§ **Problem to solve**
Considering the entries that follow, report how many lines include the string "this", giving the number alone.

§ **Listed records**

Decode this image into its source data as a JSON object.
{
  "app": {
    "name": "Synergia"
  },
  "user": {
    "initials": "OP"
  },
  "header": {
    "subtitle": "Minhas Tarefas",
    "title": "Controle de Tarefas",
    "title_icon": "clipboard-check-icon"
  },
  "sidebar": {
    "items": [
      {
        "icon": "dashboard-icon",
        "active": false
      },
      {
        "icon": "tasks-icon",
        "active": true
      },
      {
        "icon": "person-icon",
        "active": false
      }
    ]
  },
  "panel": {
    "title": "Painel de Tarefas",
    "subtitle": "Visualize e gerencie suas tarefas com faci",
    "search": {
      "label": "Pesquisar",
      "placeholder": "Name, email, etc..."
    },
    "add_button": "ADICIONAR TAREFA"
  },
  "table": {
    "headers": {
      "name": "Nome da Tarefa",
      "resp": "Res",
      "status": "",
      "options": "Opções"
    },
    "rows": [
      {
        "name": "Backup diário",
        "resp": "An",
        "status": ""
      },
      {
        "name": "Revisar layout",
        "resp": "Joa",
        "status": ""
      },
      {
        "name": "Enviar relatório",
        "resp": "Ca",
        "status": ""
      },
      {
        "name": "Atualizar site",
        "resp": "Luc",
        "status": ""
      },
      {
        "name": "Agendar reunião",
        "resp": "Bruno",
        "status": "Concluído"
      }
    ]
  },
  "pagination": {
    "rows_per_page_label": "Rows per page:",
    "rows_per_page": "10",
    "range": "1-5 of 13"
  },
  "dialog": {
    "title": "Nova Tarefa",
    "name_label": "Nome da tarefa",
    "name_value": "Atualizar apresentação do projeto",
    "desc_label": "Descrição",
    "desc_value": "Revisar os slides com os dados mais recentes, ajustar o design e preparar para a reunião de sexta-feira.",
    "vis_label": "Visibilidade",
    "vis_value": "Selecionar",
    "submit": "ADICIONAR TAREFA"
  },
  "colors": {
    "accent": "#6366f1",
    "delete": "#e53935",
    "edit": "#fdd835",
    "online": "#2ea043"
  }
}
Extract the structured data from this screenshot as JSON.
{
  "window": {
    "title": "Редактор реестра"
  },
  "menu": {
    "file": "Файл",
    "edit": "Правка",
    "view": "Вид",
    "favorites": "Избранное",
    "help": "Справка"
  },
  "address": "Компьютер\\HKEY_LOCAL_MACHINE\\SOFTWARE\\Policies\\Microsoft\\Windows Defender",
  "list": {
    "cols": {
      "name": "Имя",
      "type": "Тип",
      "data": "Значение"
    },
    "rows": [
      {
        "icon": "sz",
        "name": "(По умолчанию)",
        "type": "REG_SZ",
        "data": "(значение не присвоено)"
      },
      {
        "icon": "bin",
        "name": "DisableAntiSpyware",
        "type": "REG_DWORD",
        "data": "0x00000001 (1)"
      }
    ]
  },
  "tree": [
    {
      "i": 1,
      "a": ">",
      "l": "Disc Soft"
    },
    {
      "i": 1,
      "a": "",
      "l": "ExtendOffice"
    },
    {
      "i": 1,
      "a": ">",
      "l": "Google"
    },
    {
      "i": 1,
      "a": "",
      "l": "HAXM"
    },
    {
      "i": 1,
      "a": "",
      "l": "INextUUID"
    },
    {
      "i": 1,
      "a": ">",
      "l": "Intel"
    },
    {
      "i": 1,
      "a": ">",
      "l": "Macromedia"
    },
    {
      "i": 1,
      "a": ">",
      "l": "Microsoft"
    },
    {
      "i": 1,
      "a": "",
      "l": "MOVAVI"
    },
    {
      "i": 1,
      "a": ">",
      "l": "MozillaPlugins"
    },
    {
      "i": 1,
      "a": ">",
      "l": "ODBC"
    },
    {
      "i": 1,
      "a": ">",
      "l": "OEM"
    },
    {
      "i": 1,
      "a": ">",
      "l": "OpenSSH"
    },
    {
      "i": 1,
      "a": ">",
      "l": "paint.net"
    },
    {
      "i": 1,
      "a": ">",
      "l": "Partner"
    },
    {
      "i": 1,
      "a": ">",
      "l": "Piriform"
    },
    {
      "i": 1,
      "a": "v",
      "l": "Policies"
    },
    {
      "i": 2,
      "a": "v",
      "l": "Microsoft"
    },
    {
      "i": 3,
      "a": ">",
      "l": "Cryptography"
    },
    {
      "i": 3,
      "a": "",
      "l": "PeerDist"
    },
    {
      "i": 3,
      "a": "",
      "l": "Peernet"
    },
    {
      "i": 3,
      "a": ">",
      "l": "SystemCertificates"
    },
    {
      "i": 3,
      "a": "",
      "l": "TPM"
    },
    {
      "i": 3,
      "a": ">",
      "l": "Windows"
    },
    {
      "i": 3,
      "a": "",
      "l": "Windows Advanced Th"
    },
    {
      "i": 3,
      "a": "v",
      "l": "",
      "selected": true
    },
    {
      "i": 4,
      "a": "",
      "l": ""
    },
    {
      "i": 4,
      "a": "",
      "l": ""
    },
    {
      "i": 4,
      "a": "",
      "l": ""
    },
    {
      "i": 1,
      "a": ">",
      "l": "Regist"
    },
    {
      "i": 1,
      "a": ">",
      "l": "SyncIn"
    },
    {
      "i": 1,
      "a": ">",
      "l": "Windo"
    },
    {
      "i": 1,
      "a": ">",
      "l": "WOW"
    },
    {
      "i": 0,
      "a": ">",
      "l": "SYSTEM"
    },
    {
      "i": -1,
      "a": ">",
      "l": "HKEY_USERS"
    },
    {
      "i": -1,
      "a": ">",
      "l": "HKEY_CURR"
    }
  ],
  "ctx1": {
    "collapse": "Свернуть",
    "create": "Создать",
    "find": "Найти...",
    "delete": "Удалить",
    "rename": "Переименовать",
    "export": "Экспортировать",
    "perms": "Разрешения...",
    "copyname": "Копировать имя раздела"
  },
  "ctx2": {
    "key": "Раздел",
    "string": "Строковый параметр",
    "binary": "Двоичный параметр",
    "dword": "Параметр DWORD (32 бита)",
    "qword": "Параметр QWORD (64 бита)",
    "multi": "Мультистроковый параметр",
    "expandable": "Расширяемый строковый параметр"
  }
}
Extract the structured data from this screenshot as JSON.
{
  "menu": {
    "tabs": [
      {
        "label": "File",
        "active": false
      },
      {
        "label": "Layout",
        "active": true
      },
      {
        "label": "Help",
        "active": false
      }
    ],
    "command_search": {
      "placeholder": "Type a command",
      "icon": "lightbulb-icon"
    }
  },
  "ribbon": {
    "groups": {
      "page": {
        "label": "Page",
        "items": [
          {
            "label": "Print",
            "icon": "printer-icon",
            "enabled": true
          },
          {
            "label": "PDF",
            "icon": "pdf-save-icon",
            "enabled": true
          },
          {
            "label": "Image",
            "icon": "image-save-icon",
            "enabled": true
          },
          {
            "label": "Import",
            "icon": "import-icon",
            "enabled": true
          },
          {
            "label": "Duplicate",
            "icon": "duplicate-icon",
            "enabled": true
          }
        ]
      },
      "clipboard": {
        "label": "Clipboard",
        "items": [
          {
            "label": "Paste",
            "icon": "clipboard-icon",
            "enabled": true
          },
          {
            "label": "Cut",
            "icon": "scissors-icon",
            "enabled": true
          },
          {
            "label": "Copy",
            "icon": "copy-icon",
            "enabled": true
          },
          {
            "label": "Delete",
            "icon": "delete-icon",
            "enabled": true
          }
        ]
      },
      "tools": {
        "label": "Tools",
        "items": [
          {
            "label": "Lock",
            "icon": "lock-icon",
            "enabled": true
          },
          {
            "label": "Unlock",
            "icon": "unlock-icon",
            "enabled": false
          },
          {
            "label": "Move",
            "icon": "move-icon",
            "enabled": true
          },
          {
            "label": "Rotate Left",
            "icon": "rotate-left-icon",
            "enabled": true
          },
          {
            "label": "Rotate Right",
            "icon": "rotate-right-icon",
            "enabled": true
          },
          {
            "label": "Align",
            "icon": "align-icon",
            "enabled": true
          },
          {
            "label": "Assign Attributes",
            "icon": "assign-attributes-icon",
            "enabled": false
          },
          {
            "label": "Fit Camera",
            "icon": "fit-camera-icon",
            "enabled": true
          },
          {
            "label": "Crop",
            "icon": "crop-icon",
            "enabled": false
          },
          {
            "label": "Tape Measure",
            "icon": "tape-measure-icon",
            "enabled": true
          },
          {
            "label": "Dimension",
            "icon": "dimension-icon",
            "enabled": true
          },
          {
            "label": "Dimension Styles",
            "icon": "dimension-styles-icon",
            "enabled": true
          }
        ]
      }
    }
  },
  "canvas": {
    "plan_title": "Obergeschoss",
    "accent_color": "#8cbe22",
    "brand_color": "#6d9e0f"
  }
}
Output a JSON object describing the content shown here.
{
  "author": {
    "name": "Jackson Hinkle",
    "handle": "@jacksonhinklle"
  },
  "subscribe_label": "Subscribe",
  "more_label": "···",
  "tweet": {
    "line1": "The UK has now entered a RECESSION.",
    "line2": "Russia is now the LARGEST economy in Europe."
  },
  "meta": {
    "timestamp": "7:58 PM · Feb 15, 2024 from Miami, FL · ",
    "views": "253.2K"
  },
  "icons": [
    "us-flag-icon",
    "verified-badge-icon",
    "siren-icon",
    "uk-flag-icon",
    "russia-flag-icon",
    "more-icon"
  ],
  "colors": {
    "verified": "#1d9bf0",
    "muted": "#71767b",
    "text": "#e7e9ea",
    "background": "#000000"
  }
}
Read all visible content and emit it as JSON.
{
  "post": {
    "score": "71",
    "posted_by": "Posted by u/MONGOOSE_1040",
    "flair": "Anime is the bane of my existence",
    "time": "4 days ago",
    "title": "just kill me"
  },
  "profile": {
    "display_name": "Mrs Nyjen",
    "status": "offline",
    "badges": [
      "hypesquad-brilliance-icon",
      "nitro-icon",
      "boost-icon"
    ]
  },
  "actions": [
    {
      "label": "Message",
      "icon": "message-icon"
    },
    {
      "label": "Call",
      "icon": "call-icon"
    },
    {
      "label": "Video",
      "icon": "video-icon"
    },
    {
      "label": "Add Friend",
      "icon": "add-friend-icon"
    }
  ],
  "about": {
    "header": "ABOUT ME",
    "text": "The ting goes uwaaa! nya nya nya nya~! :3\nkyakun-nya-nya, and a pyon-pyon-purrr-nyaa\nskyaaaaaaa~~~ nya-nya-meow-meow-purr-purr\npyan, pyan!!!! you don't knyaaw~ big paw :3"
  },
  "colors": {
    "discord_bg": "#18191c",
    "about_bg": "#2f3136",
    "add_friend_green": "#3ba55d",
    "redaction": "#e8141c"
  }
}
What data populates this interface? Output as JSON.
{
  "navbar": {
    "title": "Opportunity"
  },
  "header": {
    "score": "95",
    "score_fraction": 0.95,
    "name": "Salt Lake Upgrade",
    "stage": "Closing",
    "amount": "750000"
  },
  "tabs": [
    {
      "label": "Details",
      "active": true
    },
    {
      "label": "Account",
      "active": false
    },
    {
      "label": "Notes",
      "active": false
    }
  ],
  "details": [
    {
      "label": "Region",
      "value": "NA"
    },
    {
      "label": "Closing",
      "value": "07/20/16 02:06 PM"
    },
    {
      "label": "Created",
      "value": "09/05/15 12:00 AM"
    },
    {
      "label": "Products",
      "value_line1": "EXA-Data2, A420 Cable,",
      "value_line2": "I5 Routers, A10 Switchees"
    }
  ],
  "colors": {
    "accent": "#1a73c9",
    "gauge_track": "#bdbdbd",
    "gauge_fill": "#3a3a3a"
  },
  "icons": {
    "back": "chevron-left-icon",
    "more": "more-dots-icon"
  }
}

§ **Result below**
4